The first performance of this song I’ve heard was harp arrangement by Catrin Finch, then some others, many really great versions, but… Gwilym’s is just so stunning!!! When I first heard it I almost cried, so moved I was.

Because this tune is in Welsh I’ll share the English translations

as well, they’re from Wikipedia.

Literal translation:

 

I have loved you many times
Yes many an hour in prolonged tenderness
I have kissed you mysterious Lisa
And your company was better than honey.

My pure bough, my warm embrace
You are the purest in the world
You cause pain and anguish
And it is you who steals my life.

When I stroll during the day
My little heart becomes sad
On hearing the sound of the little birds
I feel great longing for fair Lisa.

When I stroll at nightfall
My little heart melts like wax
On hearing the sound of the little birds
I feel great longing for fair Lisa.

Lisa will you escort me
To place my body in black earth?
I hope you will come, my dear friend
To the graveside where I am going.

Great longing for Lisa Lân.
Great longing for Lisa Lân.

 

Poetic translation:

Full many a time I came to woo,
Oft, Lisa I came a courting you;
I kissed your lips when we did meet,
No honey ever was so sweet

My dainty branch, my only dear,
No woman comes your beauty near;
‘Tis you who with my passion play
‘Tis you who steals my life away

When I go walking through the day,
My lovesick heart will turn to clay,
And but to hear the small birds sing,
The longing to my soul will bring

When’er at eve I walk apart,
Like wax will melt my lovesick heart,
And but to hear the small birds sing,
The longing to my soul will bring

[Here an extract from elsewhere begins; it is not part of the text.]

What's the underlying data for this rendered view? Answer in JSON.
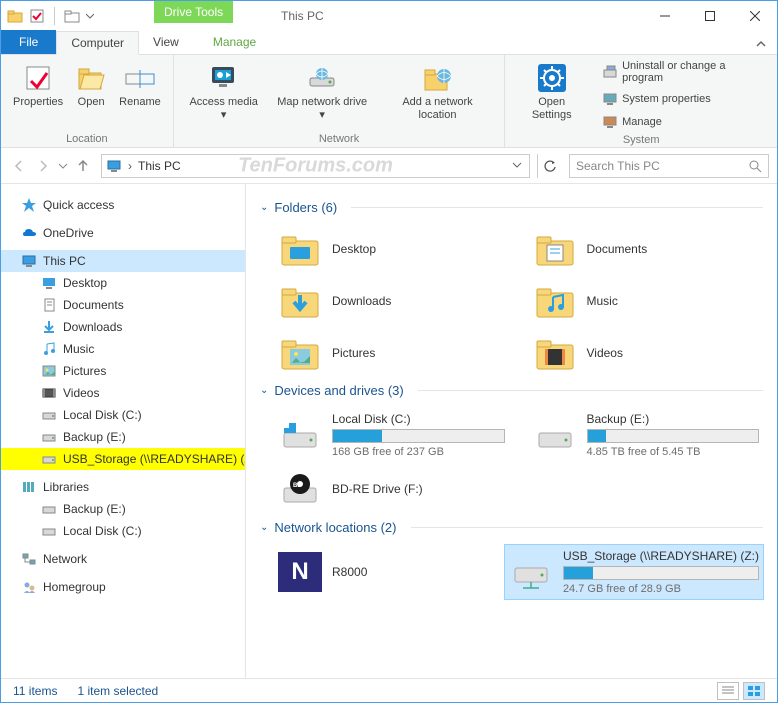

Ah, will you come to bid good-bye,
When in the earth my form must lie?
I hope you too will there be found,
When men shall lay me in the ground

The longing to my soul will bring
The longing to my soul will bring

It’

s a pity though it doesn’t exist on YT in album version, so that even those of you who don’t have Spotify could listen to it fully.

Song of the day – Gwilym Bowen Rhys – “Dod Dy Law”.

Hi! 🙂

Today’s song is another of those very exceptional ones for me. It’s mainly because Gwilym Bowen Rhys is my current musical crush and the next after mentioned before Cornelis Vreeswijk.

I got to know his music pretty soon I seriously started my journey with Welsh language and wanted to discover some Welsh music. At first I discovered him as a rock singer, ’cause he’s a former member of the Welsh rock band called Y Bandana, but he has also a big interest and talent for traditional music. He’s a member of the band called Plu (which means feathers), they make alt-folk kind of music, and he has also released his debut solo album almost two years ago.

This particular song isn’t from his album, but it is his solo performance for S4C, Welsh TV channel. As always with my crushes I had a big trouble choosing a song to show you, but since I listened to thsi one a lot recently, I decided for this one, I think it’s absolutely beautiful. I’ve also heard it in Sian James’ version and that one is also great.

It’s a traditional Welsh folk song called “Dod Dy Law” and he was performing it for a p programme called “Ffwrnes Gerdd” (Musical Furnace (I guess that’s how it should be translated)). Plus he also introduces himself and the song, so if you haven’t heard spoken Welsh language before, now you have a chance. I think you can get more of a language hearing it spoken than through music, especially if you haven’t had much contact with it before.

Hope you’ll enjoy this song as much as I do: